We had a client call our Support desk with a curious problem. When they went to their Contact list and typed one particular name in the Quick Find search box, it wouldn’t find the contact record. All other names seemed to work, but whenever they searched for a gentleman with the last name of “Way”, it would not find his record. They could find Mr. Way in advanced find, but never using the Quick Find.
This particular client was using the new(ish) option to “Enable full-text searching for Quick Find”. Disabling this, and waiting the frustratingly long 24 hours for the change to bite, resolved the issue. But users had grown accustomed to the quick response of the Quick Find.
We looked at everything from potentially bad, unprintable characters in the name to T-SQL reserved words to minimum search-string lengths, but couldn’t find the answer. A Microsoft engineer had to finally figure it out for us, so I thought I would write it up.
When you enable full-text searching for Quick Find in CRM 2015 or later, the database engine uses something called a full-text catalog to index the data it may need to search. Search engines, like Google or Bing, use the same notion to be able to search millions of websites in a fraction of a second – they scour websites and pull out important words and store them in a highly-indexed database to provide fast searching when a user uses that word in their search.
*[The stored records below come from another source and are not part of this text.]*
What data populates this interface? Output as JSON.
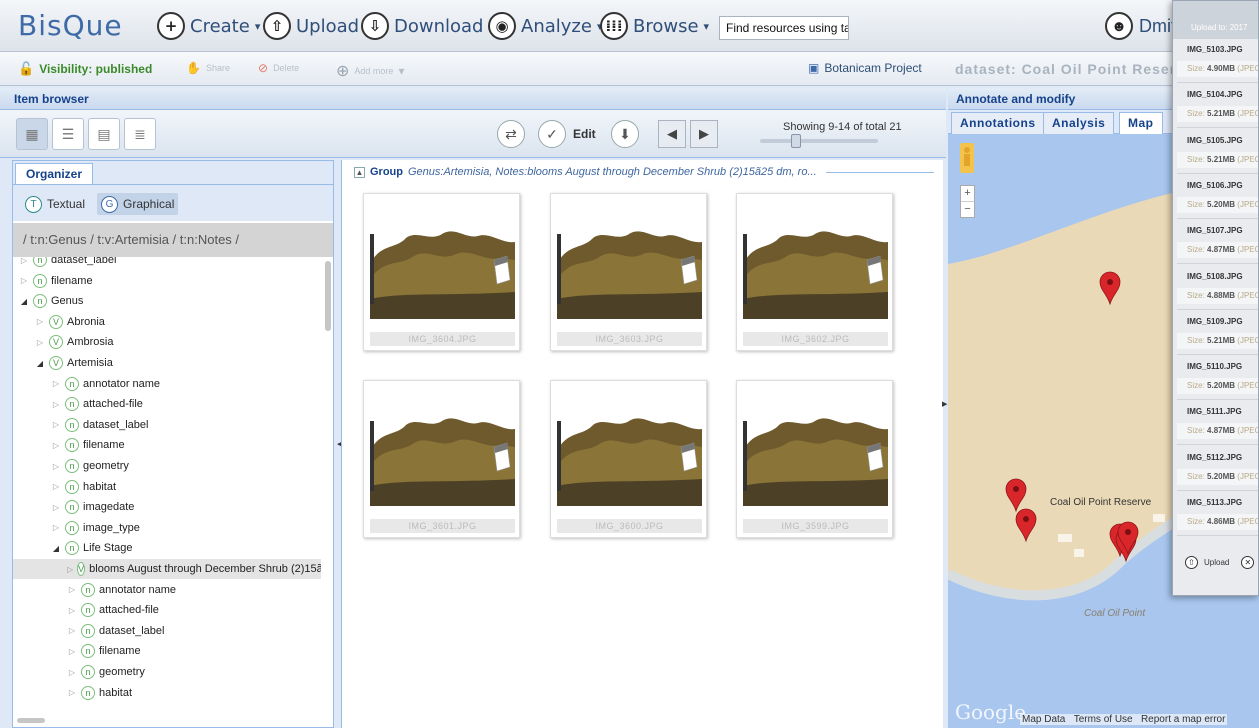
{
  "app": {
    "logo": "BisQue"
  },
  "topnav": {
    "create": "Create",
    "upload": "Upload",
    "download": "Download",
    "analyze": "Analyze",
    "browse": "Browse",
    "search_value": "Find resources using ta",
    "user": "Dmit"
  },
  "subbar": {
    "visibility": "Visibility: published",
    "share": "Share",
    "delete": "Delete",
    "add_more": "Add more",
    "project": "Botanicam Project",
    "dataset": "dataset: Coal Oil Point Reser"
  },
  "item_browser": {
    "title": "Item browser",
    "edit_label": "Edit",
    "showing": "Showing 9-14 of total 21",
    "page_progress": 0.29
  },
  "organizer": {
    "tab": "Organizer",
    "textual": "Textual",
    "graphical": "Graphical",
    "breadcrumb": "/ t:n:Genus / t:v:Artemisia / t:n:Notes /",
    "tree": [
      {
        "label": "dataset_label",
        "type": "n",
        "depth": 0,
        "expanded": false
      },
      {
        "label": "filename",
        "type": "n",
        "depth": 0,
        "expanded": false
      },
      {
        "label": "Genus",
        "type": "n",
        "depth": 0,
        "expanded": true
      },
      {
        "label": "Abronia",
        "type": "V",
        "depth": 1,
        "expanded": false
      },
      {
        "label": "Ambrosia",
        "type": "V",
        "depth": 1,
        "expanded": false
      },
      {
        "label": "Artemisia",
        "type": "V",
        "depth": 1,
        "expanded": true
      },
      {
        "label": "annotator name",
        "type": "n",
        "depth": 2,
        "expanded": false
      },
      {
        "label": "attached-file",
        "type": "n",
        "depth": 2,
        "expanded": false
      },
      {
        "label": "dataset_label",
        "type": "n",
        "depth": 2,
        "expanded": false
      },
      {
        "label": "filename",
        "type": "n",
        "depth": 2,
        "expanded": false
      },
      {
        "label": "geometry",
        "type": "n",
        "depth": 2,
        "expanded": false
      },
      {
        "label": "habitat",
        "type": "n",
        "depth": 2,
        "expanded": false
      },
      {
        "label": "imagedate",
        "type": "n",
        "depth": 2,
        "expanded": false
      },
      {
        "label": "image_type",
        "type": "n",
        "depth": 2,
        "expanded": false
      },
      {
        "label": "Life Stage",
        "type": "n",
        "depth": 2,
        "expanded": true
      },
      {
        "label": "blooms August through December Shrub (2)15ã",
        "type": "V",
        "depth": 3,
        "expanded": false,
        "selected": true
      },
      {
        "label": "annotator name",
        "type": "n",
        "depth": 3,
        "expanded": false
      },
      {
        "label": "attached-file",
        "type": "n",
        "depth": 3,
        "expanded": false
      },
      {
        "label": "dataset_label",
        "type": "n",
        "depth": 3,
        "expanded": false
      },
      {
        "label": "filename",
        "type": "n",
        "depth": 3,
        "expanded": false
      },
      {
        "label": "geometry",
        "type": "n",
        "depth": 3,
        "expanded": false
      },
      {
        "label": "habitat",
        "type": "n",
        "depth": 3,
        "expanded": false
      }
    ]
  },
  "gallery": {
    "group_prefix": "Group",
    "group_label": "Genus:Artemisia, Notes:blooms August through December Shrub (2)15ã25 dm, ro...",
    "thumbnails": [
      {
        "caption": "IMG_3604.JPG"
      },
      {
        "caption": "IMG_3603.JPG"
      },
      {
        "caption": "IMG_3602.JPG"
      },
      {
        "caption": "IMG_3601.JPG"
      },
      {
        "caption": "IMG_3600.JPG"
      },
      {
        "caption": "IMG_3599.JPG"
      }
    ]
  },
  "annotate": {
    "title": "Annotate and modify",
    "tabs": [
      "Annotations",
      "Analysis",
      "Map"
    ],
    "active_tab": "Map"
  },
  "map": {
    "place_label": "Coal Oil Point Reserve",
    "point_label": "Coal Oil Point",
    "google": "Google",
    "map_data": "Map Data",
    "terms": "Terms of Use",
    "report": "Report a map error"
  },
  "upload_panel": {
    "header": "Upload to:  2017",
    "files": [
      {
        "name": "IMG_5103.JPG",
        "size": "4.90MB",
        "kind": "JPEG"
      },
      {
        "name": "IMG_5104.JPG",
        "size": "5.21MB",
        "kind": "JPEG"
      },
      {
        "name": "IMG_5105.JPG",
        "size": "5.21MB",
        "kind": "JPEG"
      },
      {
        "name": "IMG_5106.JPG",
        "size": "5.20MB",
        "kind": "JPEG"
      },
      {
        "name": "IMG_5107.JPG",
        "size": "4.87MB",
        "kind": "JPEG"
      },
      {
        "name": "IMG_5108.JPG",
        "size": "4.88MB",
        "kind": "JPEG"
      },
      {
        "name": "IMG_5109.JPG",
        "size": "5.21MB",
        "kind": "JPEG"
      },
      {
        "name": "IMG_5110.JPG",
        "size": "5.20MB",
        "kind": "JPEG"
      },
      {
        "name": "IMG_5111.JPG",
        "size": "4.87MB",
        "kind": "JPEG"
      },
      {
        "name": "IMG_5112.JPG",
        "size": "5.20MB",
        "kind": "JPEG"
      },
      {
        "name": "IMG_5113.JPG",
        "size": "4.86MB",
        "kind": "JPEG"
      }
    ],
    "size_prefix": "Size:",
    "upload_label": "Upload"
  },
  "colors": {
    "accent": "#15428b",
    "brand": "#3e6ba8",
    "published": "#3a8a2a",
    "marker": "#d9262b",
    "land": "#ead9b6",
    "water": "#a8c6ee"
  }
}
However, there are a lot of words and symbols that are just so common and ubiquitous, that they are useless to include as part of a search. “a”, “is”, and “the” are good examples – search engines ignore words like that because they are too common. SQL Server’s Full-text Engine is no different. To prevent a full-text index from becoming bloated, SQL Server has a mechanism that discards commonly occurring strings that do not help the search. These discarded strings are called stopwords . During index creation, the Full-Text Engine omits stopwords from the full-text index. This means that full-text queries will not search on stopwords.
You can find the list of stopwords on your SQL server by using this query:
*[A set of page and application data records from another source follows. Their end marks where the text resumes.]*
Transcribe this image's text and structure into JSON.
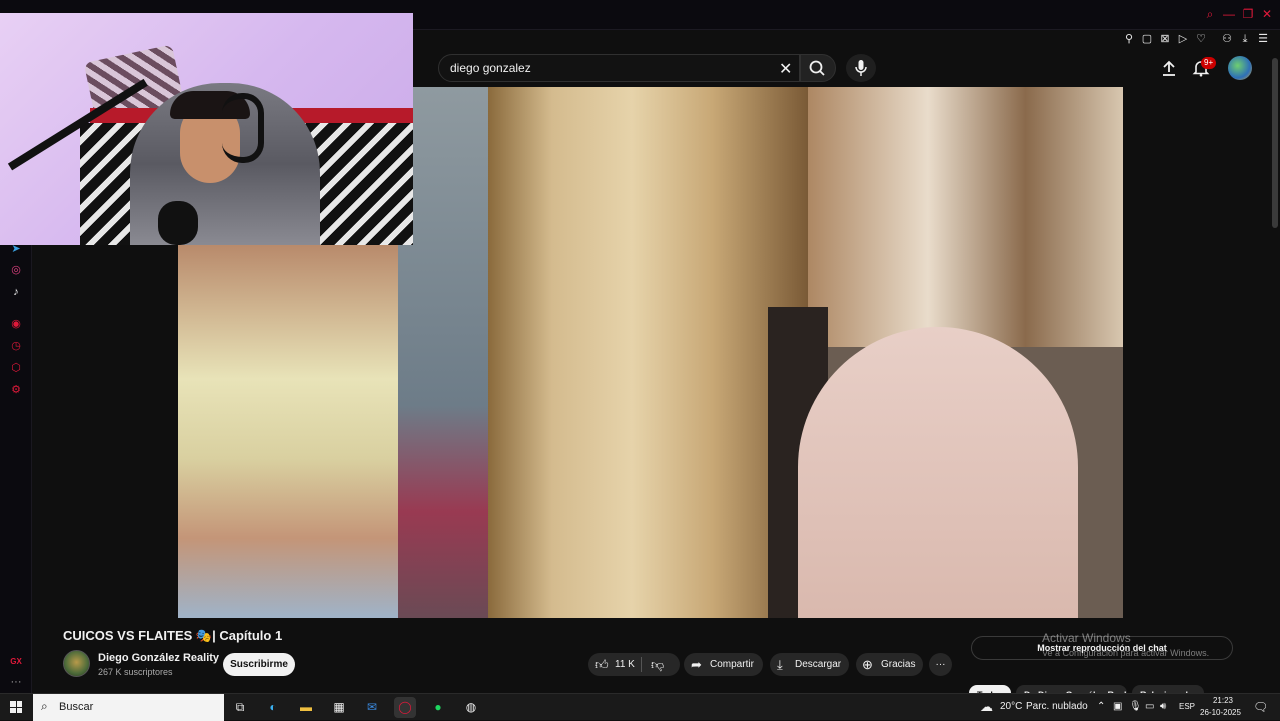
{
  "browser": {
    "accent_color": "#e0193a",
    "window_controls": [
      "search-icon",
      "minimize-icon",
      "restore-icon",
      "close-icon"
    ],
    "extensions": [
      "pin-icon",
      "snapshot-icon",
      "shield-icon",
      "play-icon",
      "heart-icon",
      "account-icon",
      "download-icon",
      "menu-icon"
    ]
  },
  "sidebar": {
    "icons": [
      "telegram-icon",
      "instagram-icon",
      "tiktok-icon",
      "player-icon",
      "history-icon",
      "extensions-icon",
      "settings-icon"
    ],
    "bottom_label": "GX",
    "more": "···"
  },
  "header": {
    "search_value": "diego gonzalez",
    "notification_badge": "9+"
  },
  "video": {
    "title": "CUICOS VS FLAITES 🎭| Capítulo 1",
    "channel_name": "Diego González Reality",
    "subscribers": "267 K suscriptores",
    "subscribe_label": "Suscribirme",
    "like_count": "11 K",
    "share_label": "Compartir",
    "download_label": "Descargar",
    "thanks_label": "Gracias",
    "more_label": "···"
  },
  "chat": {
    "replay_label": "Mostrar reproducción del chat"
  },
  "chips": [
    "Todos",
    "De Diego González Reality",
    "Relacionados"
  ],
  "watermark": {
    "line1": "Activar Windows",
    "line2": "Ve a Configuración para activar Windows."
  },
  "taskbar": {
    "search_placeholder": "Buscar",
    "temperature": "20°C",
    "weather": "Parc. nublado",
    "language": "ESP",
    "time": "21:23",
    "date": "26-10-2025"
  }
}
select * from sys.fulltext_system_stopwords where language_id =1033
(note: if you’re using a language other than English, you may need to change or just omit the language_id part of that where clause)
On my server there are 150+ stopwords, and what do you know – “way” is one of them.
So every time anyone searched for “way” or any other word in this list, SQL doesn’t even try the search because it knows it will not find any results because it wasn’t indexing that word in the first place.
If this problem affects you, you have two choices:
- Elect to not use the Full-text search option in CRM, and revert back to the old method
- If you are on-premise, you can have your DBA update the list of stopwords by creating a custom stoplist.
Pretty good article on stopwords and stoplists here: https://msdn.microsoft.com/en-us/library/ms142551.aspx